Exercise directions
Omit the pictures, please, and give each record below again exactly.

(Dataset rows for apps and sites)
┄┄┄┄┄┄┄┄┄┄┄┄┄┄┄┄┄┄┄┄

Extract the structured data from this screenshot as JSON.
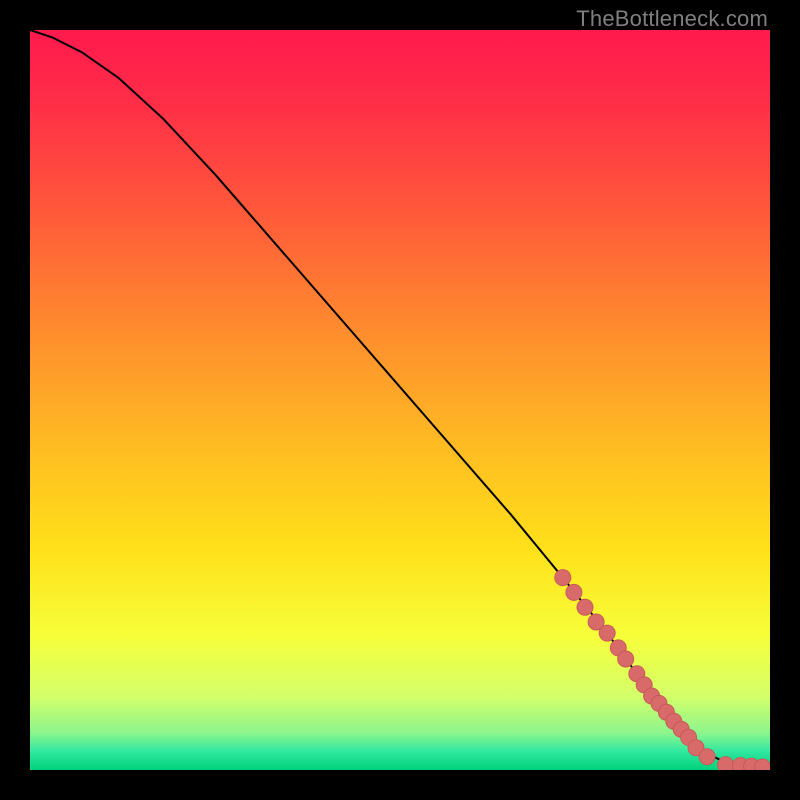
{
  "watermark": "TheBottleneck.com",
  "colors": {
    "gradient_stops": [
      {
        "offset": 0.0,
        "color": "#ff1a4d"
      },
      {
        "offset": 0.1,
        "color": "#ff2e47"
      },
      {
        "offset": 0.25,
        "color": "#ff5a3a"
      },
      {
        "offset": 0.4,
        "color": "#ff8a2e"
      },
      {
        "offset": 0.55,
        "color": "#ffb823"
      },
      {
        "offset": 0.7,
        "color": "#ffe01a"
      },
      {
        "offset": 0.82,
        "color": "#f6ff3a"
      },
      {
        "offset": 0.9,
        "color": "#d4ff6a"
      },
      {
        "offset": 0.95,
        "color": "#8cf58c"
      },
      {
        "offset": 0.975,
        "color": "#30e8a0"
      },
      {
        "offset": 1.0,
        "color": "#00d27a"
      }
    ],
    "curve": "#000000",
    "dot_fill": "#d86a6a",
    "dot_stroke": "#c85a5a"
  },
  "chart_data": {
    "type": "line",
    "title": "",
    "xlabel": "",
    "ylabel": "",
    "xlim": [
      0,
      100
    ],
    "ylim": [
      0,
      100
    ],
    "series": [
      {
        "name": "bottleneck-curve",
        "x": [
          0,
          3,
          7,
          12,
          18,
          25,
          35,
          45,
          55,
          65,
          72,
          78,
          82,
          85,
          88,
          90,
          93,
          96,
          100
        ],
        "y": [
          100,
          99,
          97,
          93.5,
          88,
          80.5,
          69,
          57.5,
          46,
          34.5,
          26,
          18.5,
          13,
          9,
          5.5,
          3,
          1.5,
          0.6,
          0.4
        ]
      }
    ],
    "markers": {
      "name": "highlighted-points",
      "x": [
        72,
        73.5,
        75,
        76.5,
        78,
        79.5,
        80.5,
        82,
        83,
        84,
        85,
        86,
        87,
        88,
        89,
        90,
        91.5,
        94,
        96,
        97.5,
        99
      ],
      "y": [
        26,
        24,
        22,
        20,
        18.5,
        16.5,
        15,
        13,
        11.5,
        10,
        9,
        7.8,
        6.6,
        5.5,
        4.4,
        3,
        1.8,
        0.7,
        0.6,
        0.5,
        0.4
      ]
    }
  }
}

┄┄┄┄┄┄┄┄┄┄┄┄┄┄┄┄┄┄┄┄

Result below
Extract the structured data from this screenshot as JSON.
{
  "watermark": "TheBottleneck.com",
  "colors": {
    "gradient_stops": [
      {
        "offset": 0.0,
        "color": "#ff1a4d"
      },
      {
        "offset": 0.1,
        "color": "#ff2e47"
      },
      {
        "offset": 0.25,
        "color": "#ff5a3a"
      },
      {
        "offset": 0.4,
        "color": "#ff8a2e"
      },
      {
        "offset": 0.55,
        "color": "#ffb823"
      },
      {
        "offset": 0.7,
        "color": "#ffe01a"
      },
      {
        "offset": 0.82,
        "color": "#f6ff3a"
      },
      {
        "offset": 0.9,
        "color": "#d4ff6a"
      },
      {
        "offset": 0.95,
        "color": "#8cf58c"
      },
      {
        "offset": 0.975,
        "color": "#30e8a0"
      },
      {
        "offset": 1.0,
        "color": "#00d27a"
      }
    ],
    "curve": "#000000",
    "dot_fill": "#d86a6a",
    "dot_stroke": "#c85a5a"
  },
  "chart_data": {
    "type": "line",
    "title": "",
    "xlabel": "",
    "ylabel": "",
    "xlim": [
      0,
      100
    ],
    "ylim": [
      0,
      100
    ],
    "series": [
      {
        "name": "bottleneck-curve",
        "x": [
          0,
          3,
          7,
          12,
          18,
          25,
          35,
          45,
          55,
          65,
          72,
          78,
          82,
          85,
          88,
          90,
          93,
          96,
          100
        ],
        "y": [
          100,
          99,
          97,
          93.5,
          88,
          80.5,
          69,
          57.5,
          46,
          34.5,
          26,
          18.5,
          13,
          9,
          5.5,
          3,
          1.5,
          0.6,
          0.4
        ]
      }
    ],
    "markers": {
      "name": "highlighted-points",
      "x": [
        72,
        73.5,
        75,
        76.5,
        78,
        79.5,
        80.5,
        82,
        83,
        84,
        85,
        86,
        87,
        88,
        89,
        90,
        91.5,
        94,
        96,
        97.5,
        99
      ],
      "y": [
        26,
        24,
        22,
        20,
        18.5,
        16.5,
        15,
        13,
        11.5,
        10,
        9,
        7.8,
        6.6,
        5.5,
        4.4,
        3,
        1.8,
        0.7,
        0.6,
        0.5,
        0.4
      ]
    }
  }
}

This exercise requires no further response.